Take the 2-minute tour ×
TeX - LaTeX Stack Exchange is a question and answer site for users of TeX, LaTeX, ConTeXt, and related typesetting systems. It's 100% free, no registration required.

I'm writing about programming language Haskell and I need to describe operators named >>= and >>. I wrap all references to names from the programming language in \texttt{ ... }, for example:

We use operator \texttt{+} to add two numbers.

But when I write \texttt{>>}:

We use operator \texttt{>>} to sequence two actions.

I got the "much greater than" sign, which is not what I want (see the image).

I found some questions asking similar problem (“<<” sign in Latex), but the solutions proposed there don't work for me:

Various approaches and how are they rendered

The only solution I found is to break \texttt{>>} to \texttt{>}\texttt{>}, but it gets painful when I use longer expressions; for example:

To sequence many actions, use \texttt{a1 >> a2 >> a3 >> ... >> a4}

must be broken to

To sequence many actions, use \texttt{a1 >}\texttt{> a2 >}\texttt{> a3 >}\texttt{> ... >}\texttt{> a4}

I'd rather avoid using \verb, because:

  1. I want to be consistent with the rest of the text using \texttt
  2. I sometimes need to use formatting in the code snippets to emphasize a variable or something

P.S.: I do use

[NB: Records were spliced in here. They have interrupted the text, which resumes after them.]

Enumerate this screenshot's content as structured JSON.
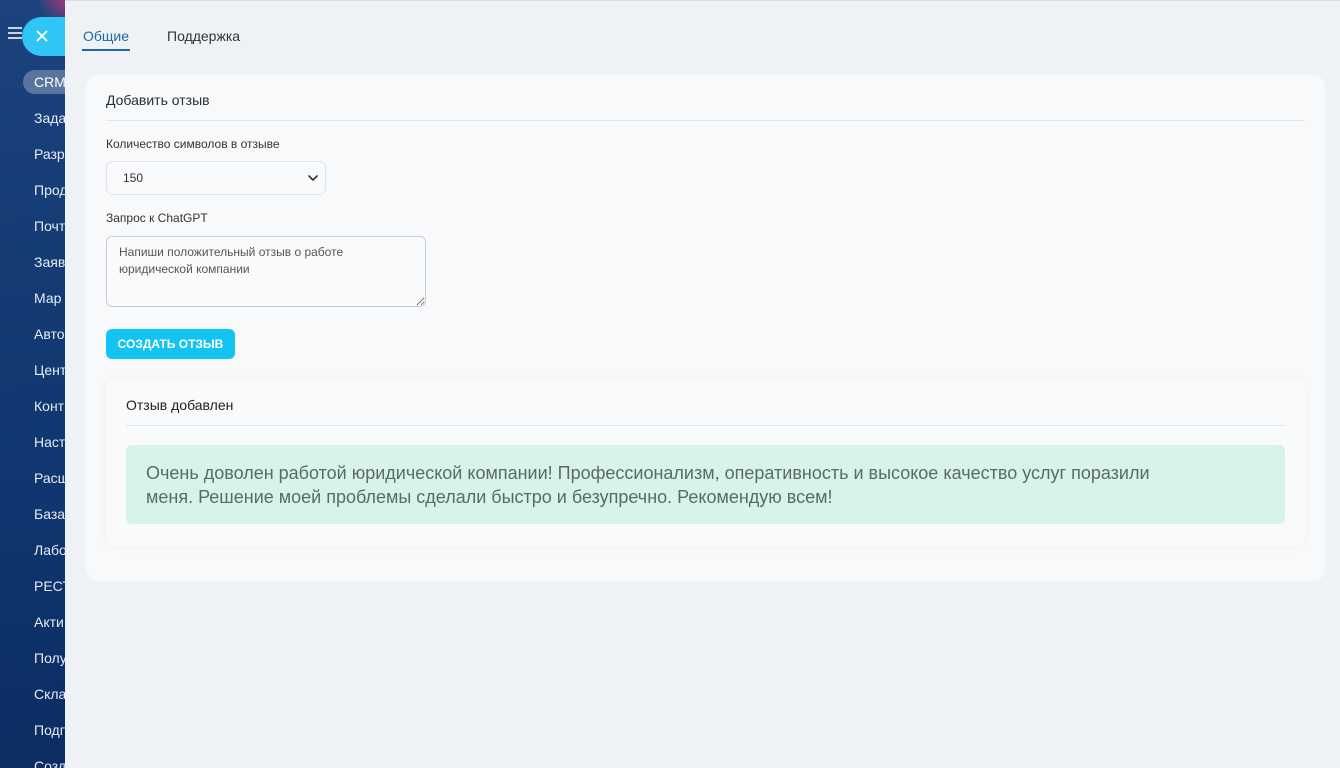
{
  "icons": {
    "menu": "hamburger-icon",
    "close": "close-icon",
    "select": "chevron-down-icon"
  },
  "sidebar": {
    "items": [
      {
        "label": "CRM",
        "active": true
      },
      {
        "label": "Зада"
      },
      {
        "label": "Разр"
      },
      {
        "label": "Прод"
      },
      {
        "label": "Почт"
      },
      {
        "label": "Заяв"
      },
      {
        "label": "Мар"
      },
      {
        "label": "Авто"
      },
      {
        "label": "Цент"
      },
      {
        "label": "Конт"
      },
      {
        "label": "Наст"
      },
      {
        "label": "Расш"
      },
      {
        "label": "База"
      },
      {
        "label": "Лабо"
      },
      {
        "label": "РЕСТ"
      },
      {
        "label": "Акти"
      },
      {
        "label": "Полу"
      },
      {
        "label": "Скла"
      },
      {
        "label": "Подп"
      },
      {
        "label": "Созд"
      }
    ]
  },
  "tabs": [
    {
      "label": "Общие",
      "active": true
    },
    {
      "label": "Поддержка",
      "active": false
    }
  ],
  "form": {
    "title": "Добавить отзыв",
    "length_label": "Количество символов в отзыве",
    "length_value": "150",
    "prompt_label": "Запрос к ChatGPT",
    "prompt_value": "Напиши положительный отзыв о работе юридической компании",
    "submit_label": "СОЗДАТЬ ОТЗЫВ"
  },
  "result": {
    "title": "Отзыв добавлен",
    "text": "Очень доволен работой юридической компании! Профессионализм, оперативность и высокое качество услуг поразили меня. Решение моей проблемы сделали быстро и безупречно. Рекомендую всем!"
  },
  "colors": {
    "accent": "#2067b0",
    "primary_button": "#13c3f2",
    "close_button": "#2fc6f6",
    "success_background": "#d8f4e8",
    "sidebar": "#123a72"
  }
}
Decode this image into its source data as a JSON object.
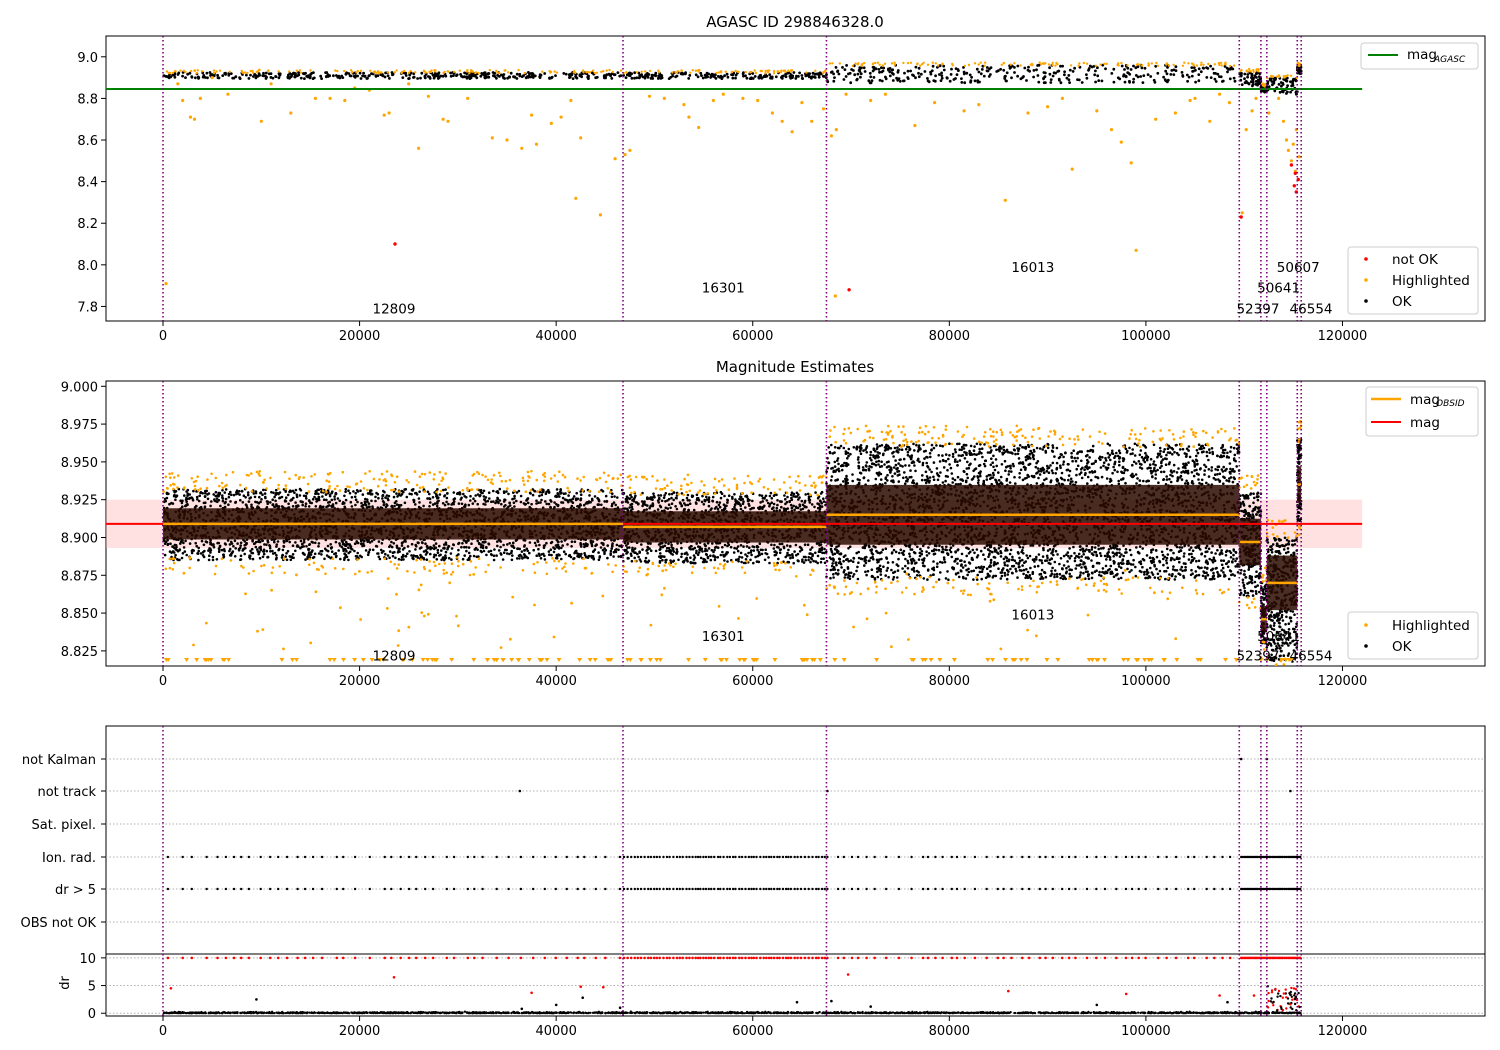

\usepackage[utf8]{inputenc}
\usepackage[T1]{fontenc}
share|improve this question
1  
use package listings for the code sequences –  Herbert Feb 5 '13 at 13:16
1  
Consider the listings package for automatic formatting of source code, or if you are on *nix, the minted package based on Python/Pygments for even superior syntax coloring. –  marczellm Feb 5 '13 at 13:17
    
I use listings for multi-line code listings, but didn't know about \lstinline. I'll have a closer look at \lstMakeShortInline, but it doesn't seem to work in \item[...]. –  honzasp Feb 5 '13 at 13:43

1 Answer 1

up vote 7 down vote accepted

These are ligatures. You can either avoid them locally by putting braces between the input. Or globally with microtype:

\documentclass[11pt]{article}
\usepackage[utf8]{inputenc}
\usepackage[T1]{fontenc}
\usepackage{microtype}
\DisableLigatures[>,<]{encoding = T1,family=tt*} %
\begin{document}
\texttt{>>}   %need the microtype command.
\texttt{>{}>} %works always
\end{document}
share|improve this answer
    
Yes, thank you, this seems to work! I had to \usepackage{lmodern} because I was getting pdfTeX error (font expansion): auto expansion is only possible with scalable (answer on tex.SE). –  honzasp Feb 5 '13 at 13:38
1  
@honzasp: An alternative to lmodern is to install the cm-super-package. –  Ulrike Fischer Feb 5 '13 at 13:40

Your Answer

 
discard

By posting your answer, you agree to the privacy policy and terms of service.

Not the answer you're looking for? Browse other questions tagged or ask your own question.